PARKERSBURG - On Jan. 13, 2008, Randy Moore's life changed forever.
Moore, of Parkersburg, said he and a lieutenant had just finished sweeping an area with a metal detector when he stepped on a land mine in Iraq.
"I was deployed to Iraq in May 2007," he said Friday. "We had cleared the area when we stepped on a land mine."
Randy Moore, Carson Moore and Michelle Moore will be moving to their own house in Kenosha, Wis., obtained through the Homes 4 Wounded Heroes program of the Military Warriors Support Foundation. (Photo by Jeffrey Saulton)
In the blast, Moore lost his left hand and severely injured his left leg that has required skin grafts.
Moore returned to the Mid-Ohio Valley in October 2009 after spending more than a year in San Antonio, Texas, for rehabilitation. Because of his injuries Moore is 100 percent disabled.
Prior to Iraq, Moore was in an Army infantry unit and had been based in Fort Benning, Ga., Korea and Fort Stewart, Ga. His unit went to Kuwait for two weeks and then Iraq.
On Sunday, Moore and his wife, Michelle, will be at the New York Jets/Arizona Cardinals football game at MetLife Stadium in East Rutherford, N.J., where they will receive the key to their house through the Homes 4 Wounded Heroes and the Military Warriors Support Foundation.
Moore graduated from Federal Hocking High School and attended Parkersburg South High School. Michelle also graduated from Federal Hocking. They married in March and have a son named Carson.
"My buddy who deployed with me was injured after me and last year he told me about how he got his house," Moore said. "We'd been trying to get a house for a while."
Michelle said the application process was similar to getting a conventional mortgage loan.
"We filed an application and we had to send in a budget to make sure we are able to pay all the bills and upkeep of owning a home," she said. "We had multiple phone conferences and we applied for a house."
However, the house will not be near home.

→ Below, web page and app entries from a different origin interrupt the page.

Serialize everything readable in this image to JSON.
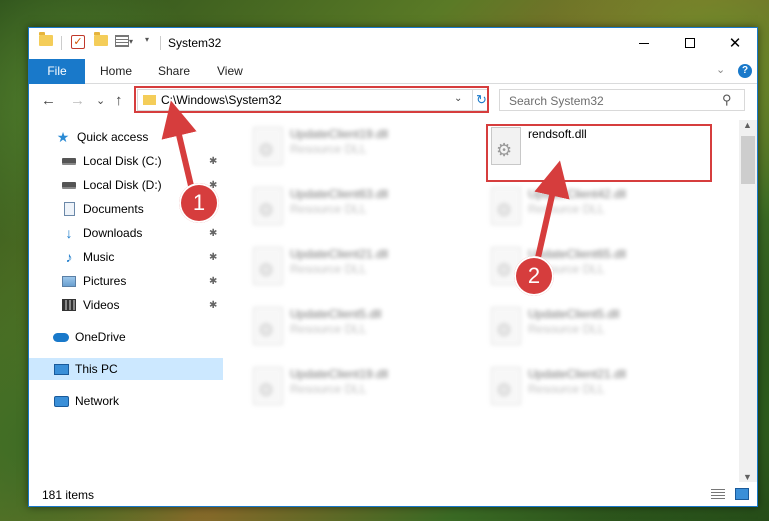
{
  "window": {
    "title": "System32",
    "controls": {
      "minimize": "",
      "maximize": "",
      "close": "✕"
    }
  },
  "quick_access_toolbar": {
    "dropdown": "▾"
  },
  "ribbon": {
    "file_tab": "File",
    "tabs": [
      "Home",
      "Share",
      "View"
    ],
    "collapse": "⌄",
    "help": "?"
  },
  "navigation": {
    "back": "←",
    "forward": "→",
    "recent": "⌄",
    "up": "↑"
  },
  "address_bar": {
    "path": "C:\\Windows\\System32",
    "dropdown": "⌄",
    "refresh": "↻"
  },
  "search": {
    "placeholder": "Search System32",
    "icon": "search-icon"
  },
  "sidebar": {
    "items": [
      {
        "label": "Quick access",
        "icon": "star-icon",
        "pinned": false
      },
      {
        "label": "Local Disk (C:)",
        "icon": "disk-icon",
        "pinned": true
      },
      {
        "label": "Local Disk (D:)",
        "icon": "disk-icon",
        "pinned": true
      },
      {
        "label": "Documents",
        "icon": "document-icon",
        "pinned": true
      },
      {
        "label": "Downloads",
        "icon": "download-icon",
        "pinned": true
      },
      {
        "label": "Music",
        "icon": "music-icon",
        "pinned": true
      },
      {
        "label": "Pictures",
        "icon": "pictures-icon",
        "pinned": true
      },
      {
        "label": "Videos",
        "icon": "videos-icon",
        "pinned": true
      },
      {
        "label": "OneDrive",
        "icon": "cloud-icon",
        "pinned": false
      },
      {
        "label": "This PC",
        "icon": "computer-icon",
        "pinned": false,
        "selected": true
      },
      {
        "label": "Network",
        "icon": "network-icon",
        "pinned": false
      }
    ],
    "pin_glyph": "📌"
  },
  "files": {
    "left_column": [
      {
        "name": "UpdateClient19.dll",
        "type": "Resource DLL"
      },
      {
        "name": "UpdateClient63.dll",
        "type": "Resource DLL"
      },
      {
        "name": "UpdateClient21.dll",
        "type": "Resource DLL"
      },
      {
        "name": "UpdateClient5.dll",
        "type": "Resource DLL"
      },
      {
        "name": "UpdateClient19.dll",
        "type": "Resource DLL"
      }
    ],
    "right_column": [
      {
        "name": "rendsoft.dll",
        "type": "",
        "highlighted": true
      },
      {
        "name": "UpdateClient42.dll",
        "type": "Resource DLL"
      },
      {
        "name": "UpdateClient65.dll",
        "type": "Resource DLL"
      },
      {
        "name": "UpdateClient5.dll",
        "type": "Resource DLL"
      },
      {
        "name": "UpdateClient21.dll",
        "type": "Resource DLL"
      }
    ]
  },
  "status": {
    "item_count": "181 items"
  },
  "annotations": {
    "step1": "1",
    "step2": "2",
    "color": "#d63d3d"
  },
  "colors": {
    "accent": "#1979ca",
    "selection": "#cce8ff",
    "annotation": "#d63d3d"
  }
}
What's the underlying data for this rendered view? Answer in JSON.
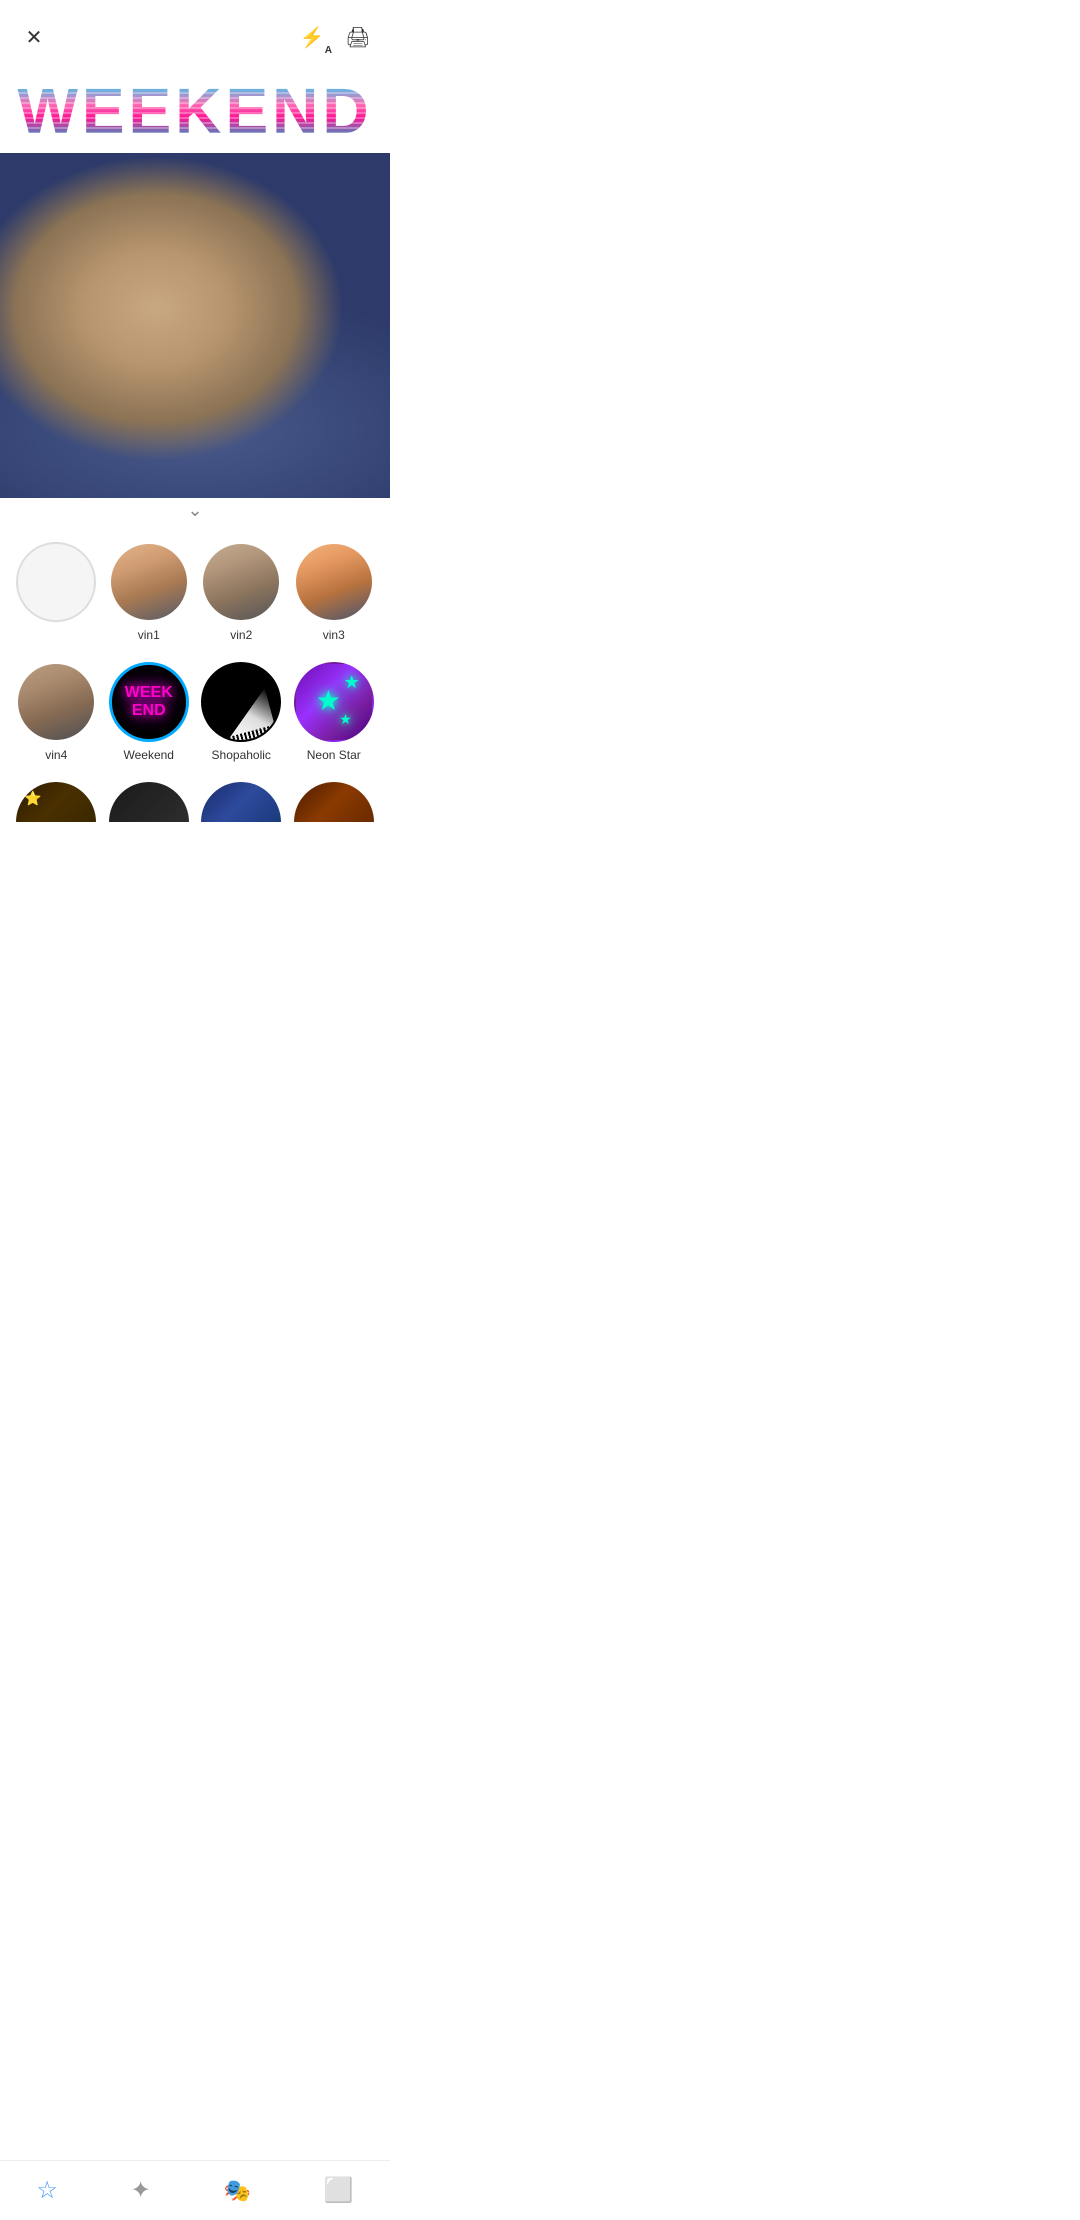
{
  "header": {
    "close_label": "✕",
    "flash_icon": "⚡",
    "auto_label": "A",
    "save_icon": "🖨"
  },
  "title": {
    "text": "WEEKEND"
  },
  "photo": {
    "alt": "Cat photo",
    "chevron": "∨"
  },
  "filters": {
    "row1": [
      {
        "id": "empty",
        "label": "",
        "type": "empty"
      },
      {
        "id": "vin1",
        "label": "vin1",
        "type": "portrait",
        "style": "vin1"
      },
      {
        "id": "vin2",
        "label": "vin2",
        "type": "portrait",
        "style": "vin2"
      },
      {
        "id": "vin3",
        "label": "vin3",
        "type": "portrait",
        "style": "vin3"
      }
    ],
    "row2": [
      {
        "id": "vin4",
        "label": "vin4",
        "type": "portrait",
        "style": "vin4"
      },
      {
        "id": "weekend",
        "label": "Weekend",
        "type": "weekend",
        "selected": true
      },
      {
        "id": "shopaholic",
        "label": "Shopaholic",
        "type": "shopaholic"
      },
      {
        "id": "neon-star",
        "label": "Neon Star",
        "type": "neon-star"
      }
    ],
    "row3_partial": [
      {
        "id": "partial1",
        "type": "stars"
      },
      {
        "id": "partial2",
        "type": "dark"
      },
      {
        "id": "partial3",
        "type": "blue"
      },
      {
        "id": "partial4",
        "type": "warm"
      }
    ]
  },
  "bottom_nav": [
    {
      "id": "star",
      "icon": "☆",
      "active": true
    },
    {
      "id": "effects",
      "icon": "✦",
      "active": false
    },
    {
      "id": "stickers",
      "icon": "🎭",
      "active": false
    },
    {
      "id": "frames",
      "icon": "⬜",
      "active": false
    }
  ]
}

"We applied for a house in Kenosha, Wis., because it was the closest one to the area," she said Friday. "About three weeks ago we were called and told the house was ours; the committee had decided we would get the house."

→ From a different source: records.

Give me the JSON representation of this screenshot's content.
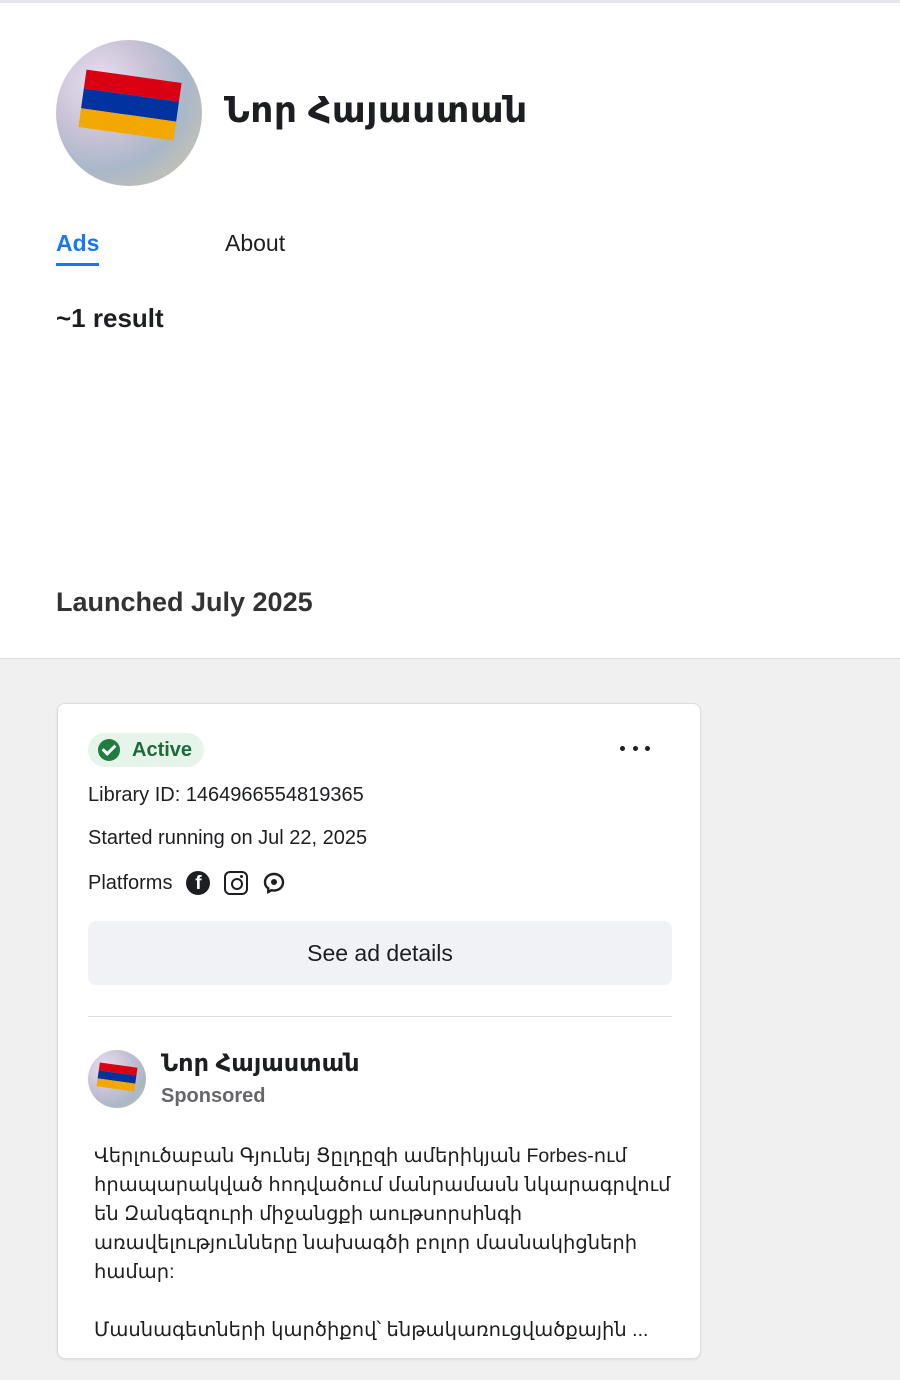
{
  "page": {
    "name": "Նոր Հայաստան",
    "tabs": [
      {
        "label": "Ads",
        "active": true
      },
      {
        "label": "About",
        "active": false
      }
    ],
    "results_text": "~1 result",
    "launched_text": "Launched July 2025"
  },
  "ad_card": {
    "status_label": "Active",
    "library_id": "Library ID: 1464966554819365",
    "started_running": "Started running on Jul 22, 2025",
    "platforms_label": "Platforms",
    "platforms": [
      "facebook-icon",
      "instagram-icon",
      "messenger-icon"
    ],
    "details_button": "See ad details",
    "post": {
      "page_name": "Նոր Հայաստան",
      "sponsored_label": "Sponsored",
      "body": "Վերլուծաբան Գյունեյ Ցըլդըզի ամերիկյան Forbes-ում հրապարակված հոդվածում մանրամասն նկարագրվում են Զանգեզուրի միջանցքի աութսորսինգի առավելությունները նախագծի բոլոր մասնակիցների համար:",
      "body_continued": "Մասնագետների կարծիքով՝ ենթակառուցվածքային ..."
    }
  },
  "colors": {
    "accent": "#1877f2",
    "active_badge_bg": "#e6f4ea",
    "active_badge_text": "#1e6b3a",
    "flag_red": "#d90012",
    "flag_blue": "#0033a0",
    "flag_orange": "#f2a800"
  }
}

Michelle said the foundation buys houses in specific locations, mostly in Texas and California. She said they could have waited for a house closer to the area but decided to take the Kenosha house.
"That could have taken years and we wanted to move," she said. "There's more to do there; it's right on the lake and they have museums. We want more stuff for our son to do."
Randy said they will leave today for New Jersey and they will be at the stadium at 1 p.m.
Randy said they will be the only family receiving a house. He said the key presentation will probably not be televised since it will be done during the first time out in the third quarter.
"The house is ours but right now they are renovating it," she said. "It will be move-in ready with brand new appliances and new carpet and paint. We have to wait on the renovations."
Randy said they have been told they may be moving in February.
"We've been told it is a very good neighborhood," he said. "We will have to pay taxes and insurance and $50 a month for three years. After three years we get the money back when we get the deed in our names."
Michelle, who is a National Guard member, said she plans to go back to school when they get to Kenosha to complete her clinical work to be a physical therapy assistant. She said they have begun to pack for their move.
They have not been to the house site but have seen pictures and they get updates on the work by emails.